Directions for this task: Every record needs to be set down again without a single difference.
Input for this task below:
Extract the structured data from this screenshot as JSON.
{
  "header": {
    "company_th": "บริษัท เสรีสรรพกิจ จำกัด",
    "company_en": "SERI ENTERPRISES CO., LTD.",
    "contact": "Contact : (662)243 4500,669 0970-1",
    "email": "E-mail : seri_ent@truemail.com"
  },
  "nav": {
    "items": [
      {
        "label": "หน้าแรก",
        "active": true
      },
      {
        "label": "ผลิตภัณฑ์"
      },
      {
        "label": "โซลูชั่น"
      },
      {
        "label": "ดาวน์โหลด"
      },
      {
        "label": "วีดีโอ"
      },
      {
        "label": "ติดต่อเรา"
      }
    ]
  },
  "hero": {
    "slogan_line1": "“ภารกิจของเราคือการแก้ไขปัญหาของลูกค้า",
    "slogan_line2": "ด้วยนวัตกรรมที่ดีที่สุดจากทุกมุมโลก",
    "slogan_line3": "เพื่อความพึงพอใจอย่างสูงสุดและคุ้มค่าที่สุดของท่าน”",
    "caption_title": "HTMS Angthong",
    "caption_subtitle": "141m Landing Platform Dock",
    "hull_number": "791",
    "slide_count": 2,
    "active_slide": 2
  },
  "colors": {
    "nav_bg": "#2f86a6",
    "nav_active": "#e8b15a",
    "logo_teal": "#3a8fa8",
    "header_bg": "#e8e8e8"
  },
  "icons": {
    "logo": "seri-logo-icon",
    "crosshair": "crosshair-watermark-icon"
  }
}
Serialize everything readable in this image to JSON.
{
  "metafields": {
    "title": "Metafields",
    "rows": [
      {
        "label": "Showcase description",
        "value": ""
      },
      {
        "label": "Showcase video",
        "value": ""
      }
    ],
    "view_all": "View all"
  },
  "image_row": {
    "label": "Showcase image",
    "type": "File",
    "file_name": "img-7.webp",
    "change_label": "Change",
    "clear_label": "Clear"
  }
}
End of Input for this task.
Solution to this problem:
Extract the structured data from this screenshot as JSON.
{
  "header": {
    "company_th": "บริษัท เสรีสรรพกิจ จำกัด",
    "company_en": "SERI ENTERPRISES CO., LTD.",
    "contact": "Contact : (662)243 4500,669 0970-1",
    "email": "E-mail : seri_ent@truemail.com"
  },
  "nav": {
    "items": [
      {
        "label": "หน้าแรก",
        "active": true
      },
      {
        "label": "ผลิตภัณฑ์"
      },
      {
        "label": "โซลูชั่น"
      },
      {
        "label": "ดาวน์โหลด"
      },
      {
        "label": "วีดีโอ"
      },
      {
        "label": "ติดต่อเรา"
      }
    ]
  },
  "hero": {
    "slogan_line1": "“ภารกิจของเราคือการแก้ไขปัญหาของลูกค้า",
    "slogan_line2": "ด้วยนวัตกรรมที่ดีที่สุดจากทุกมุมโลก",
    "slogan_line3": "เพื่อความพึงพอใจอย่างสูงสุดและคุ้มค่าที่สุดของท่าน”",
    "caption_title": "HTMS Angthong",
    "caption_subtitle": "141m Landing Platform Dock",
    "hull_number": "791",
    "slide_count": 2,
    "active_slide": 2
  },
  "colors": {
    "nav_bg": "#2f86a6",
    "nav_active": "#e8b15a",
    "logo_teal": "#3a8fa8",
    "header_bg": "#e8e8e8"
  },
  "icons": {
    "logo": "seri-logo-icon",
    "crosshair": "crosshair-watermark-icon"
  }
}
Serialize everything readable in this image to JSON.
{
  "metafields": {
    "title": "Metafields",
    "rows": [
      {
        "label": "Showcase description",
        "value": ""
      },
      {
        "label": "Showcase video",
        "value": ""
      }
    ],
    "view_all": "View all"
  },
  "image_row": {
    "label": "Showcase image",
    "type": "File",
    "file_name": "img-7.webp",
    "change_label": "Change",
    "clear_label": "Clear"
  }
}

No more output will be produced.